### TASK BRIEF
Print every entry again, precisely as written.

:: PROVIDED RECORDS

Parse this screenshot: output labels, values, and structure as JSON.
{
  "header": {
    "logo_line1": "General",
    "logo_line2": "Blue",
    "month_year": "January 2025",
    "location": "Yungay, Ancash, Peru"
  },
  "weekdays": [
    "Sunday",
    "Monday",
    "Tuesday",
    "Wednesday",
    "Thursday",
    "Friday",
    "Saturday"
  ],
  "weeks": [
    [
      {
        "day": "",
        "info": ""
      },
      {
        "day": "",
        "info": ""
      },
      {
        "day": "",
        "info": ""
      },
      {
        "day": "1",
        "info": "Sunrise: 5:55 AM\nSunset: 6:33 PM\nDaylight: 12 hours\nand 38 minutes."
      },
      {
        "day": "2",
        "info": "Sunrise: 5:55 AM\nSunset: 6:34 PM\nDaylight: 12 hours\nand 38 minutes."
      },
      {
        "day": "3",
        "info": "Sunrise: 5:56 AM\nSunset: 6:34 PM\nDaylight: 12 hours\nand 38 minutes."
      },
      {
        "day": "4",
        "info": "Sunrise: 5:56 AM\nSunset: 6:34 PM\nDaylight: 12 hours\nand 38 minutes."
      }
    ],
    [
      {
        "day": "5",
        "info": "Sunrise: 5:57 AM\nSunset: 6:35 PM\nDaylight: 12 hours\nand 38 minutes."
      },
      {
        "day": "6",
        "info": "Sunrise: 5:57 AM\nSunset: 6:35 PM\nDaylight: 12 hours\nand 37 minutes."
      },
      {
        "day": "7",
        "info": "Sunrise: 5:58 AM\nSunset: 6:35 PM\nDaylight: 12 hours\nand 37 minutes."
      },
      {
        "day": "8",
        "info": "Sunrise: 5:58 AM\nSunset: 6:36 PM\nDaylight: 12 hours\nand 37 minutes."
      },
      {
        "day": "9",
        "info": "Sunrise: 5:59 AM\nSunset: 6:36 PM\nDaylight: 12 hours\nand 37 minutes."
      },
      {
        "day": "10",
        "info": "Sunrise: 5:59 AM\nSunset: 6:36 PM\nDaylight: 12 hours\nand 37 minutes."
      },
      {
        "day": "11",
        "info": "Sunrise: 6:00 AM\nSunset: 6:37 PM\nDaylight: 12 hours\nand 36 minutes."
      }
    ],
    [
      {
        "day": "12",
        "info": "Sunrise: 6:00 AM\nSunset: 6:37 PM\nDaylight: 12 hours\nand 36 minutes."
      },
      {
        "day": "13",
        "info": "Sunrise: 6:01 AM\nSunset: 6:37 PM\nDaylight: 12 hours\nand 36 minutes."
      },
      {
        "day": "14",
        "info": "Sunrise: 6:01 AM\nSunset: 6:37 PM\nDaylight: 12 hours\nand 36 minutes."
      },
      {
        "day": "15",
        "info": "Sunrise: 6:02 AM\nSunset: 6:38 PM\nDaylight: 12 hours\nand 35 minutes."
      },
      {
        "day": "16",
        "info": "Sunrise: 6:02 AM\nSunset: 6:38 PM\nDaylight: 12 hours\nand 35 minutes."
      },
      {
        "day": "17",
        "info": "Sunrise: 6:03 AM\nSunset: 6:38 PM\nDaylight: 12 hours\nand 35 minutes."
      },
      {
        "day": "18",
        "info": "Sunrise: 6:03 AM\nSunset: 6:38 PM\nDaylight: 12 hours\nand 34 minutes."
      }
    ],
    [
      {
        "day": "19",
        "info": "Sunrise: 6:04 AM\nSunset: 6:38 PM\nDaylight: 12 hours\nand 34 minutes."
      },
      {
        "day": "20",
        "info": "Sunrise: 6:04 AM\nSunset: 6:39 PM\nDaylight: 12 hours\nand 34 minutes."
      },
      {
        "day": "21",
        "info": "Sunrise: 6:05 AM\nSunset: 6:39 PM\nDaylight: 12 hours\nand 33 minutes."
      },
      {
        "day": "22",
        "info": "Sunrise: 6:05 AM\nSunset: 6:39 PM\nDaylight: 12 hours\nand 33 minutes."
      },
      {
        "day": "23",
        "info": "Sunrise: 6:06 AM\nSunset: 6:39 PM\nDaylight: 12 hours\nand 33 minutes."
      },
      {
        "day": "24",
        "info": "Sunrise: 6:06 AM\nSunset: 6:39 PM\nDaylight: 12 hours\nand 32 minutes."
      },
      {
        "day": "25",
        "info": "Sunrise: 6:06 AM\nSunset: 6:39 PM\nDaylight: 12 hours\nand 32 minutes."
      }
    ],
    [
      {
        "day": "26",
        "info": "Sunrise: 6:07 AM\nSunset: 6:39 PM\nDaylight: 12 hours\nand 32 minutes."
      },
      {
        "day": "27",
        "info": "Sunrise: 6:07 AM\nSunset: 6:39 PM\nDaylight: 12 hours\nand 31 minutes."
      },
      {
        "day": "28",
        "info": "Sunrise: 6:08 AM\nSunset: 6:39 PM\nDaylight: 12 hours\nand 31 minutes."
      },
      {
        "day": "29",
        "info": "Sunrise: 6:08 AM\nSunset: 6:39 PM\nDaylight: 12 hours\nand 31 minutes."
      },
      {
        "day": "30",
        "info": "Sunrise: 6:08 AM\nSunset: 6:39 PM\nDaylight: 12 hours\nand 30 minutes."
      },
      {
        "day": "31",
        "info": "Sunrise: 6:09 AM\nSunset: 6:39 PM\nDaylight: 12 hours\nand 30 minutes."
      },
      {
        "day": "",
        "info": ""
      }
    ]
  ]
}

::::

### TASK RESPONSE
Parse this screenshot: output labels, values, and structure as JSON.
{
  "header": {
    "logo_line1": "General",
    "logo_line2": "Blue",
    "month_year": "January 2025",
    "location": "Yungay, Ancash, Peru"
  },
  "weekdays": [
    "Sunday",
    "Monday",
    "Tuesday",
    "Wednesday",
    "Thursday",
    "Friday",
    "Saturday"
  ],
  "weeks": [
    [
      {
        "day": "",
        "info": ""
      },
      {
        "day": "",
        "info": ""
      },
      {
        "day": "",
        "info": ""
      },
      {
        "day": "1",
        "info": "Sunrise: 5:55 AM\nSunset: 6:33 PM\nDaylight: 12 hours\nand 38 minutes."
      },
      {
        "day": "2",
        "info": "Sunrise: 5:55 AM\nSunset: 6:34 PM\nDaylight: 12 hours\nand 38 minutes."
      },
      {
        "day": "3",
        "info": "Sunrise: 5:56 AM\nSunset: 6:34 PM\nDaylight: 12 hours\nand 38 minutes."
      },
      {
        "day": "4",
        "info": "Sunrise: 5:56 AM\nSunset: 6:34 PM\nDaylight: 12 hours\nand 38 minutes."
      }
    ],
    [
      {
        "day": "5",
        "info": "Sunrise: 5:57 AM\nSunset: 6:35 PM\nDaylight: 12 hours\nand 38 minutes."
      },
      {
        "day": "6",
        "info": "Sunrise: 5:57 AM\nSunset: 6:35 PM\nDaylight: 12 hours\nand 37 minutes."
      },
      {
        "day": "7",
        "info": "Sunrise: 5:58 AM\nSunset: 6:35 PM\nDaylight: 12 hours\nand 37 minutes."
      },
      {
        "day": "8",
        "info": "Sunrise: 5:58 AM\nSunset: 6:36 PM\nDaylight: 12 hours\nand 37 minutes."
      },
      {
        "day": "9",
        "info": "Sunrise: 5:59 AM\nSunset: 6:36 PM\nDaylight: 12 hours\nand 37 minutes."
      },
      {
        "day": "10",
        "info": "Sunrise: 5:59 AM\nSunset: 6:36 PM\nDaylight: 12 hours\nand 37 minutes."
      },
      {
        "day": "11",
        "info": "Sunrise: 6:00 AM\nSunset: 6:37 PM\nDaylight: 12 hours\nand 36 minutes."
      }
    ],
    [
      {
        "day": "12",
        "info": "Sunrise: 6:00 AM\nSunset: 6:37 PM\nDaylight: 12 hours\nand 36 minutes."
      },
      {
        "day": "13",
        "info": "Sunrise: 6:01 AM\nSunset: 6:37 PM\nDaylight: 12 hours\nand 36 minutes."
      },
      {
        "day": "14",
        "info": "Sunrise: 6:01 AM\nSunset: 6:37 PM\nDaylight: 12 hours\nand 36 minutes."
      },
      {
        "day": "15",
        "info": "Sunrise: 6:02 AM\nSunset: 6:38 PM\nDaylight: 12 hours\nand 35 minutes."
      },
      {
        "day": "16",
        "info": "Sunrise: 6:02 AM\nSunset: 6:38 PM\nDaylight: 12 hours\nand 35 minutes."
      },
      {
        "day": "17",
        "info": "Sunrise: 6:03 AM\nSunset: 6:38 PM\nDaylight: 12 hours\nand 35 minutes."
      },
      {
        "day": "18",
        "info": "Sunrise: 6:03 AM\nSunset: 6:38 PM\nDaylight: 12 hours\nand 34 minutes."
      }
    ],
    [
      {
        "day": "19",
        "info": "Sunrise: 6:04 AM\nSunset: 6:38 PM\nDaylight: 12 hours\nand 34 minutes."
      },
      {
        "day": "20",
        "info": "Sunrise: 6:04 AM\nSunset: 6:39 PM\nDaylight: 12 hours\nand 34 minutes."
      },
      {
        "day": "21",
        "info": "Sunrise: 6:05 AM\nSunset: 6:39 PM\nDaylight: 12 hours\nand 33 minutes."
      },
      {
        "day": "22",
        "info": "Sunrise: 6:05 AM\nSunset: 6:39 PM\nDaylight: 12 hours\nand 33 minutes."
      },
      {
        "day": "23",
        "info": "Sunrise: 6:06 AM\nSunset: 6:39 PM\nDaylight: 12 hours\nand 33 minutes."
      },
      {
        "day": "24",
        "info": "Sunrise: 6:06 AM\nSunset: 6:39 PM\nDaylight: 12 hours\nand 32 minutes."
      },
      {
        "day": "25",
        "info": "Sunrise: 6:06 AM\nSunset: 6:39 PM\nDaylight: 12 hours\nand 32 minutes."
      }
    ],
    [
      {
        "day": "26",
        "info": "Sunrise: 6:07 AM\nSunset: 6:39 PM\nDaylight: 12 hours\nand 32 minutes."
      },
      {
        "day": "27",
        "info": "Sunrise: 6:07 AM\nSunset: 6:39 PM\nDaylight: 12 hours\nand 31 minutes."
      },
      {
        "day": "28",
        "info": "Sunrise: 6:08 AM\nSunset: 6:39 PM\nDaylight: 12 hours\nand 31 minutes."
      },
      {
        "day": "29",
        "info": "Sunrise: 6:08 AM\nSunset: 6:39 PM\nDaylight: 12 hours\nand 31 minutes."
      },
      {
        "day": "30",
        "info": "Sunrise: 6:08 AM\nSunset: 6:39 PM\nDaylight: 12 hours\nand 30 minutes."
      },
      {
        "day": "31",
        "info": "Sunrise: 6:09 AM\nSunset: 6:39 PM\nDaylight: 12 hours\nand 30 minutes."
      },
      {
        "day": "",
        "info": ""
      }
    ]
  ]
}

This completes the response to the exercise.